▶ _INPUT DATA_:
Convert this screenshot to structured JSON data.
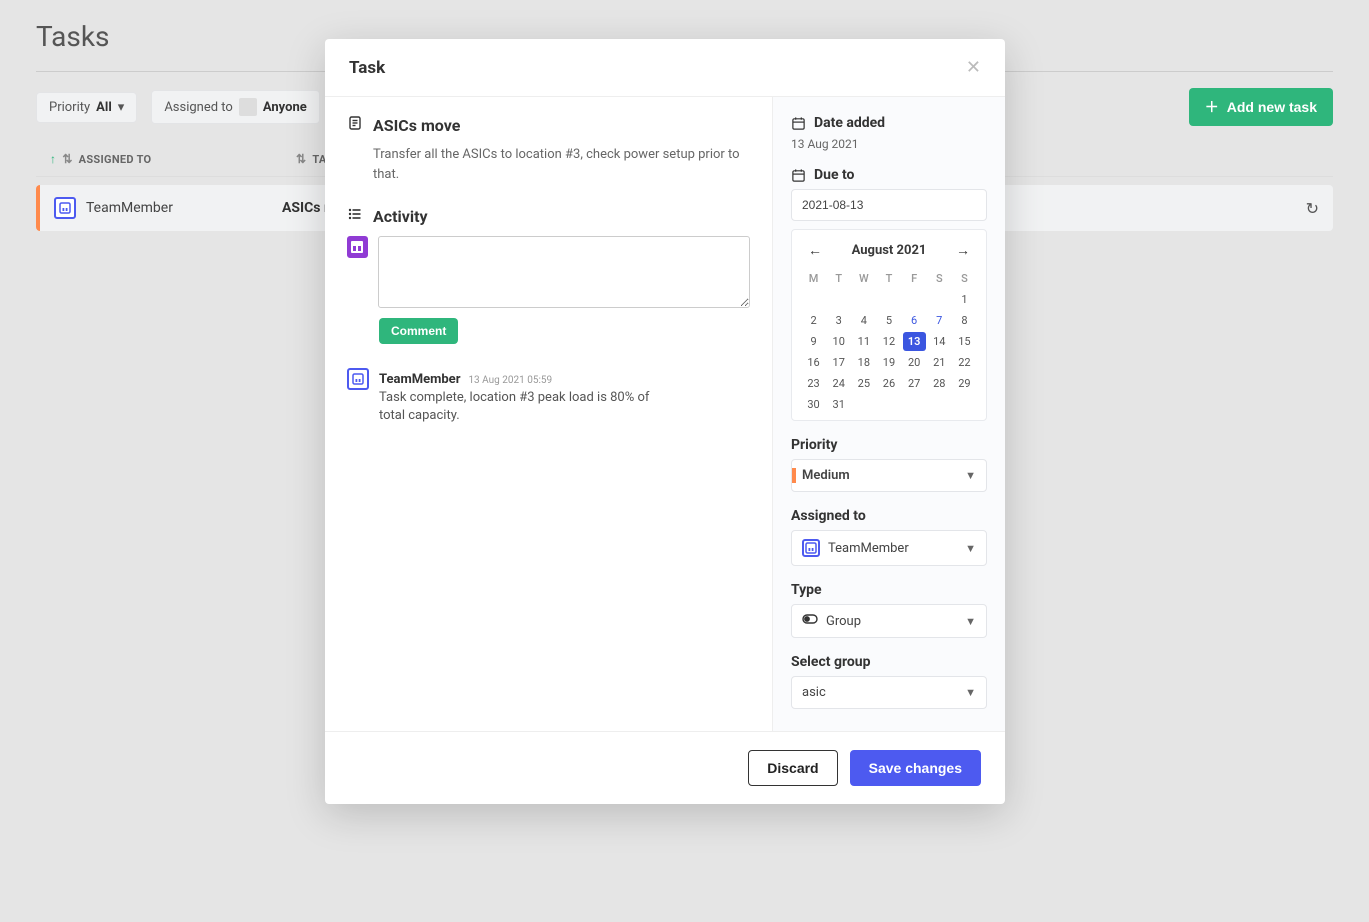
{
  "page": {
    "title": "Tasks",
    "filters": {
      "priority_label": "Priority",
      "priority_value": "All",
      "assigned_label": "Assigned to",
      "assigned_value": "Anyone"
    },
    "add_button": "Add new task",
    "columns": {
      "assigned": "ASSIGNED TO",
      "task": "TASK"
    },
    "row": {
      "assignee": "TeamMember",
      "task": "ASICs move"
    }
  },
  "modal": {
    "header": "Task",
    "task_title": "ASICs move",
    "task_desc": "Transfer all the ASICs to location #3, check power setup prior to that.",
    "activity_label": "Activity",
    "comment_btn": "Comment",
    "comment": {
      "author": "TeamMember",
      "date": "13 Aug 2021 05:59",
      "text": "Task complete, location #3 peak load is 80% of total capacity."
    },
    "side": {
      "date_added_label": "Date added",
      "date_added": "13 Aug 2021",
      "due_label": "Due to",
      "due_value": "2021-08-13",
      "calendar": {
        "month": "August 2021",
        "dow": [
          "M",
          "T",
          "W",
          "T",
          "F",
          "S",
          "S"
        ],
        "selected_day": 13
      },
      "priority_label": "Priority",
      "priority_value": "Medium",
      "assigned_label": "Assigned to",
      "assigned_value": "TeamMember",
      "type_label": "Type",
      "type_value": "Group",
      "select_group_label": "Select group",
      "select_group_value": "asic"
    },
    "footer": {
      "discard": "Discard",
      "save": "Save changes"
    }
  }
}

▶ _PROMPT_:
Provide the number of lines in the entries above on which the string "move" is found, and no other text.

▶ _RESPONSE TO THE EXERCISE_:
2